A firsthand account by an Ithaca College senior and member of the student organzation Frack Off, of the rally and march in Steuben County on September 15, 2015. by Jessica M. Santos
“I love small towns like these,” Meredith gushed from the back seat. My other three passengers, also members of the Ithaca College club Frack Off, murmured in agreement. It was a cute town, there was no denying that, and the weather was beautiful, allowing us to fully appreciate our scenery.
Painted Post, a small town in Steuben County in the Southern Tier of New York, is found at the intersection of the Cohocton, Tioga and Chemung Rivers. At first glance, looking around the town, it feels like it would be a close-knit community. But that community is currently being torn apart by the threat of hydraulic fracturing, or fracking, a method of extracting “natural” gas from the ground that pollutes and wastes local water supplies, causes severe health problems in residents living near sites and causes myriad other environmental and health problems.
Fracking is hitting the residents of Painted Post with full force. Governor Andrew Cuomo has proposed that Steuben and its four counties to the east — Chemung, Tioga, Broome, and Chenango — should be used as experimental sites for hydraulic fracturing. Thus, those who oppose this relatively new technology of unconventional gas drilling have dubbed the five counties the “Sacrifice Zone.”
On Saturday, September 15, three actions took place in solidarity for the Sacrifice Zone. The one in Painted Post brought four of my fellow students and me to this town about an hour southwest of Ithaca. Three of us are passionate anti-fracking upperclassmen; two are freshmen learning about the issue and eager to attend their first antifracking rally.
There was a great turnout. About 130 people came out for the rally, at least 50 of whom are Steuben County residents. Most were middle-aged and older, while a few brought their families (including small children and dogs). Many audience members held handmade signs. One, with a painted rainbow background, read, “They get billions, we get bad water?” Another, with a drawing of a fracking drilling rig, said, “A pipeline to poison.”
The day’s speakers included Sandra Steingraber, Ph,D,, biologist, author, poet, visiting scholar at Ithaca College and by now well-known and respected antifracking all-star; Angela Monti Fox, founder of the Mothers Project and mother of Josh Fox, the director and producer of Gasland; Mary Finneran, Painted Post native, educator, and cofounder of FrackbustersNY and other groups; and the Reverend Gary McCaslin, pastor of a local Baptist church.
Each speaker encouraged audience members to grow together as a community to support the people in the Sacrifice Zone: in thinking of only our own locales, they pointed out, we leave each other weaker and more vulnerable to water, air, soil and human health poisoning. These things know no political boundaries such as town, county and state demarcation lines.
Fracking companies are withdrawing millions of gallons of water from this water-rich area, transporting it by night trains that have been waking up residents and their children. The issue has become extremely important to the local residents — and to anyone who can remember the last time they missed out on a good night’s sleep, their concern makes a lot of sense.
However, it could get worse.

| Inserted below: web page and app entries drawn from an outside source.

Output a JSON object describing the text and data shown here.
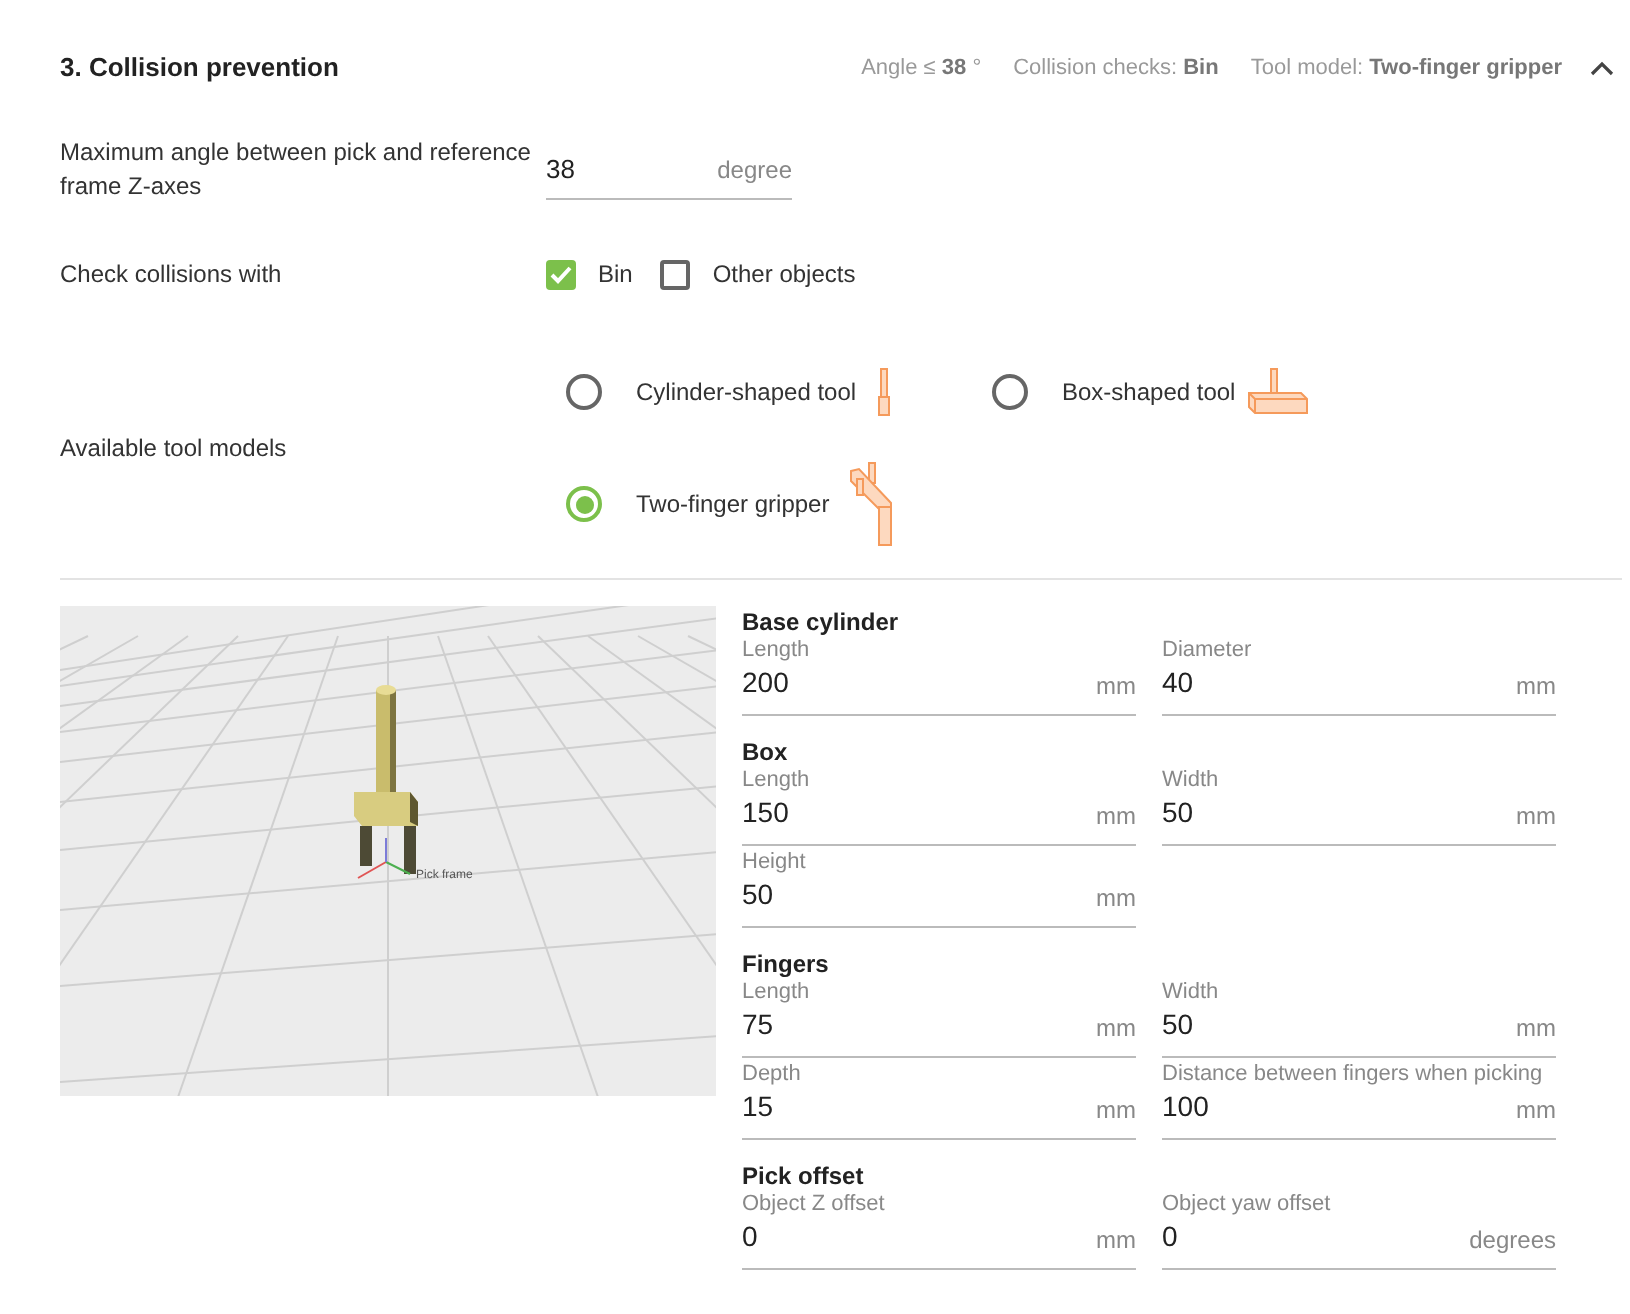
{
  "section": {
    "title": "3. Collision prevention",
    "expanded": true,
    "summary": [
      "Angle ≤ **38** °",
      "Collision checks: **Bin**",
      "Tool model: **Two-finger gripper**"
    ]
  },
  "angle": {
    "label": "Maximum angle between pick and reference frame Z-axes",
    "value": "38",
    "unit": "degree"
  },
  "checks": {
    "label": "Check collisions with",
    "options": [
      {
        "label": "Bin",
        "checked": true
      },
      {
        "label": "Other objects",
        "checked": false
      }
    ]
  },
  "tools": {
    "label": "Available tool models",
    "options": [
      {
        "label": "Cylinder-shaped tool",
        "kind": "cylinder",
        "selected": false
      },
      {
        "label": "Box-shaped tool",
        "kind": "box",
        "selected": false
      },
      {
        "label": "Two-finger gripper",
        "kind": "gripper",
        "selected": true
      }
    ]
  },
  "viewport": {
    "frame_label": "Pick frame"
  },
  "groups": [
    {
      "title": "Base cylinder",
      "fields": [
        {
          "label": "Length",
          "value": "200",
          "unit": "mm"
        },
        {
          "label": "Diameter",
          "value": "40",
          "unit": "mm"
        }
      ]
    },
    {
      "title": "Box",
      "fields": [
        {
          "label": "Length",
          "value": "150",
          "unit": "mm"
        },
        {
          "label": "Width",
          "value": "50",
          "unit": "mm"
        },
        {
          "label": "Height",
          "value": "50",
          "unit": "mm"
        }
      ]
    },
    {
      "title": "Fingers",
      "fields": [
        {
          "label": "Length",
          "value": "75",
          "unit": "mm"
        },
        {
          "label": "Width",
          "value": "50",
          "unit": "mm"
        },
        {
          "label": "Depth",
          "value": "15",
          "unit": "mm"
        },
        {
          "label": "Distance between fingers when picking",
          "value": "100",
          "unit": "mm"
        }
      ]
    },
    {
      "title": "Pick offset",
      "fields": [
        {
          "label": "Object Z offset",
          "value": "0",
          "unit": "mm"
        },
        {
          "label": "Object yaw offset",
          "value": "0",
          "unit": "degrees"
        }
      ]
    }
  ]
}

“The saddest thing,” Finneran said, “is this: If my conjecture that all of this increase in industrial activity is in preparation for fracking the land of Painted Post — a land that was selected to possibly be a place for the Statue of Liberty — is in any way right, the noise of the train’s whistles and bells will be nothing compared to the drills going bump in the night, the trucks revving through town 24/7, and the gas-flaring jet-engine noise.”
Other themes that came up frequently were those of safety and jobs, two topics that speak to both opponents and proponents of fracking. There were two pro-frackers in the audience, who seemed fairly unswayed throughout most of the day; however, Steingraber made a direct appeal to them and the rest of the audience.
“Whether you are for fracking or against it, I love all of you. I love my children. I want jobs for all of us and for all of your children … [jobs] that don’t kill them and don’t destroy their lives.”
After the rally, around 100 people participated in a march through the town’s commercial district, following the path of the night trains. Leading the group were horn players who played rousing songs to accompany us.. They also had smaller hand instruments that were easy to play for novices, so each of us from the club took a shot at playing the tambourine and small drum. Meredith had so much fun doing this that by the end of the trip, she was looking up the prices for tambourines online.
As we walked, we were shocked by the path of the railroad tracks. They were literally right across from houses yards away — and as we passed by, many children came out to check out the music. It literally shocked my fellow club members and me that the train routes were so close to these houses, and to imagine what these families must go through when they are awakened several times throughout each night.
Although this wasn’t the biggest rally some of us have ever been to, it was still a very inspiring experience for all of us. The freshmen seemed as eager as we are for our next meeting and rally, and I finished the trip feeling as if my participation in the day might have helped the community. A worthwhile way to spend a Saturday afternoon.